#### Exercise directions
Find the count of lines in the material below that include the word "arrow". State nothing but that number.

#### Given data
————————

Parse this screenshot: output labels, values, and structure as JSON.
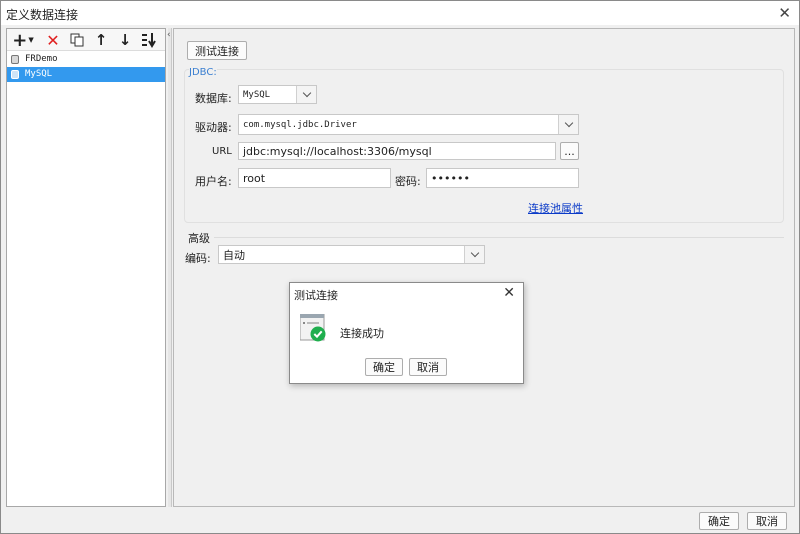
{
  "window": {
    "title": "定义数据连接"
  },
  "toolbar": {
    "add_icon": "plus-icon",
    "delete_icon": "x-icon",
    "copy_icon": "copy-icon",
    "up_icon": "arrow-up-icon",
    "down_icon": "arrow-down-icon",
    "sort_icon": "sort-icon"
  },
  "tree": {
    "items": [
      {
        "label": "FRDemo",
        "selected": false
      },
      {
        "label": "MySQL",
        "selected": true
      }
    ]
  },
  "main": {
    "test_button": "测试连接",
    "jdbc_legend": "JDBC:",
    "database_label": "数据库:",
    "database_value": "MySQL",
    "driver_label": "驱动器:",
    "driver_value": "com.mysql.jdbc.Driver",
    "url_label": "URL",
    "url_value": "jdbc:mysql://localhost:3306/mysql",
    "url_more": "...",
    "username_label": "用户名:",
    "username_value": "root",
    "password_label": "密码:",
    "password_value": "••••••",
    "pool_link": "连接池属性",
    "advanced_title": "高级",
    "encoding_label": "编码:",
    "encoding_value": "自动"
  },
  "dialog": {
    "title": "测试连接",
    "message": "连接成功",
    "ok": "确定",
    "cancel": "取消"
  },
  "footer": {
    "ok": "确定",
    "cancel": "取消"
  },
  "colors": {
    "selection": "#3399ee",
    "link": "#0a3ac8",
    "success": "#1fae4e",
    "delete": "#e02020"
  }
}
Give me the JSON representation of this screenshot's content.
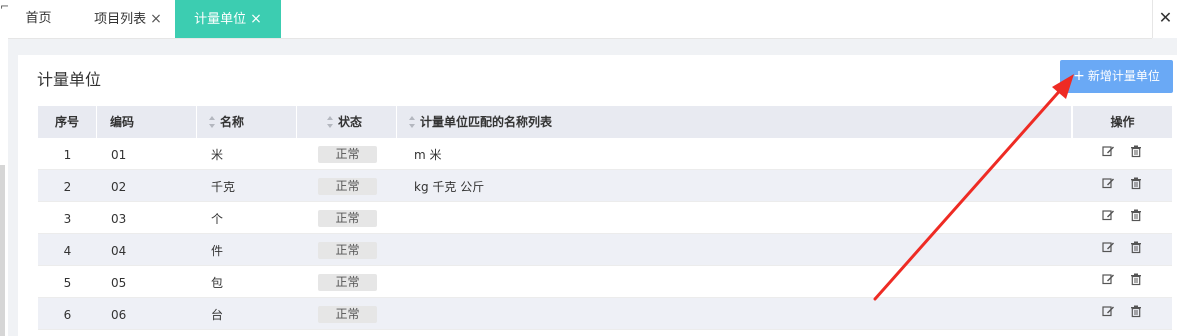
{
  "gutter": {
    "glyph": "⌐"
  },
  "tabs": [
    {
      "label": "首页",
      "closable": false,
      "active": false
    },
    {
      "label": "项目列表",
      "closable": true,
      "active": false
    },
    {
      "label": "计量单位",
      "closable": true,
      "active": true
    }
  ],
  "tab_close_glyph": "×",
  "window_close_glyph": "✕",
  "colors": {
    "active_tab": "#3ccdb1",
    "primary_button": "#6aa9f5",
    "arrow": "#ee2b24"
  },
  "panel": {
    "title": "计量单位",
    "add_button": {
      "icon": "+",
      "label": "新增计量单位"
    }
  },
  "table": {
    "headers": {
      "seq": "序号",
      "code": "编码",
      "name": "名称",
      "state": "状态",
      "match_list": "计量单位匹配的名称列表",
      "ops": "操作"
    },
    "rows": [
      {
        "seq": "1",
        "code": "01",
        "name": "米",
        "state": "正常",
        "match_list": "m 米"
      },
      {
        "seq": "2",
        "code": "02",
        "name": "千克",
        "state": "正常",
        "match_list": "kg 千克 公斤"
      },
      {
        "seq": "3",
        "code": "03",
        "name": "个",
        "state": "正常",
        "match_list": ""
      },
      {
        "seq": "4",
        "code": "04",
        "name": "件",
        "state": "正常",
        "match_list": ""
      },
      {
        "seq": "5",
        "code": "05",
        "name": "包",
        "state": "正常",
        "match_list": ""
      },
      {
        "seq": "6",
        "code": "06",
        "name": "台",
        "state": "正常",
        "match_list": ""
      }
    ]
  }
}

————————

#### Result of the exercise
3